Two observations have sometimes been viewed as evidence that the equilibrium allocations of intermediated credit markets are inefficient. First, low-income households' marginal propensity to consume is close to unity. Second, even high-income households seem to face nonprice constraints during recessions. This paper presents a model that possesses both of these features. (A recession is modeled as an economy in which the equilibrium level of investment is at its lowest possible level.) However, contrary to the conventional view, the equilibrium of this model is ex ante efficient. The model ...
Contracts, constraints, and consumption

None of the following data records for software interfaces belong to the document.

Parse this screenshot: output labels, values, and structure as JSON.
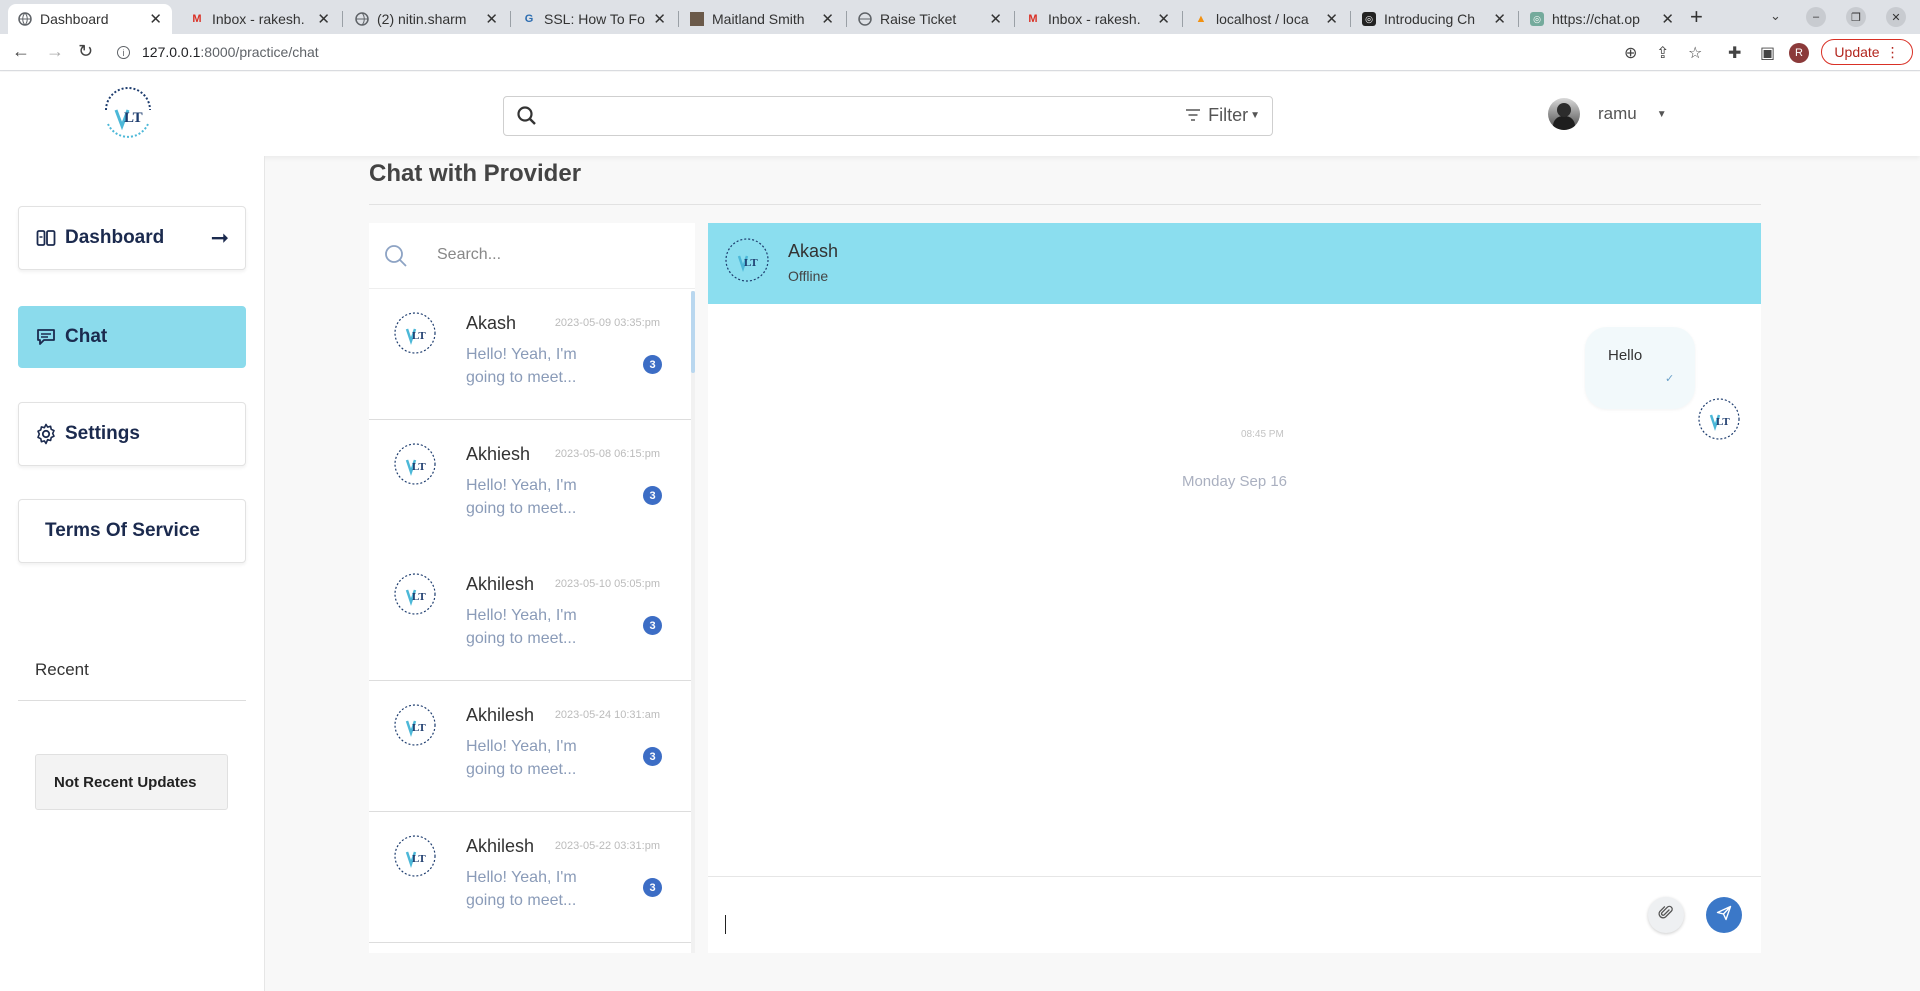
{
  "browser": {
    "tabs": [
      {
        "title": "Dashboard",
        "icon": "globe-icon"
      },
      {
        "title": "Inbox - rakesh.",
        "icon": "gmail-icon"
      },
      {
        "title": "(2) nitin.sharm",
        "icon": "globe-icon"
      },
      {
        "title": "SSL: How To Fo",
        "icon": "site-icon"
      },
      {
        "title": "Maitland Smith",
        "icon": "site-icon"
      },
      {
        "title": "Raise Ticket",
        "icon": "globe-icon"
      },
      {
        "title": "Inbox - rakesh.",
        "icon": "gmail-icon"
      },
      {
        "title": "localhost / loca",
        "icon": "phpmyadmin-icon"
      },
      {
        "title": "Introducing Ch",
        "icon": "openai-icon"
      },
      {
        "title": "https://chat.op",
        "icon": "openai-icon"
      }
    ],
    "url_host": "127.0.0.1",
    "url_path": ":8000/practice/chat",
    "profile_initial": "R",
    "update_label": "Update"
  },
  "header": {
    "search_placeholder": "",
    "filter_label": "Filter",
    "username": "ramu"
  },
  "sidebar": {
    "items": [
      {
        "label": "Dashboard",
        "icon": "dashboard-icon",
        "active": false
      },
      {
        "label": "Chat",
        "icon": "chat-icon",
        "active": true
      },
      {
        "label": "Settings",
        "icon": "gear-icon",
        "active": false
      },
      {
        "label": "Terms Of Service",
        "icon": "",
        "active": false
      }
    ],
    "recent_title": "Recent",
    "recent_empty": "Not Recent Updates"
  },
  "main": {
    "title": "Chat with Provider",
    "contact_search_placeholder": "Search...",
    "contacts": [
      {
        "name": "Akash",
        "date": "2023-05-09 03:35:pm",
        "preview": "Hello! Yeah, I'm going to meet...",
        "unread": "3"
      },
      {
        "name": "Akhiesh",
        "date": "2023-05-08 06:15:pm",
        "preview": "Hello! Yeah, I'm going to meet...",
        "unread": "3"
      },
      {
        "name": "Akhilesh",
        "date": "2023-05-10 05:05:pm",
        "preview": "Hello! Yeah, I'm going to meet...",
        "unread": "3"
      },
      {
        "name": "Akhilesh",
        "date": "2023-05-24 10:31:am",
        "preview": "Hello! Yeah, I'm going to meet...",
        "unread": "3"
      },
      {
        "name": "Akhilesh",
        "date": "2023-05-22 03:31:pm",
        "preview": "Hello! Yeah, I'm going to meet...",
        "unread": "3"
      }
    ],
    "chat": {
      "contact_name": "Akash",
      "contact_status": "Offline",
      "messages": [
        {
          "text": "Hello",
          "time": "08:45 PM",
          "status": "✓"
        }
      ],
      "day_separator": "Monday Sep 16",
      "input_value": ""
    }
  },
  "colors": {
    "accent": "#8bdbec",
    "badge": "#3c6dc5",
    "send": "#3b78c8"
  }
}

The paper compares implications of three kinds of models of households? consumption behavior: the basic permanent-income model, several models of liquidity-constrained households, and a model of an informationally-constrained efficient contract. These models are distinguished in terms of implications regarding the present discounted values of net trades to households at various levels of temporary income, and the households? marginal rates of substitution. Martingale consumption is studied as an approximation to the predicted consumption process of the efficient-contract model.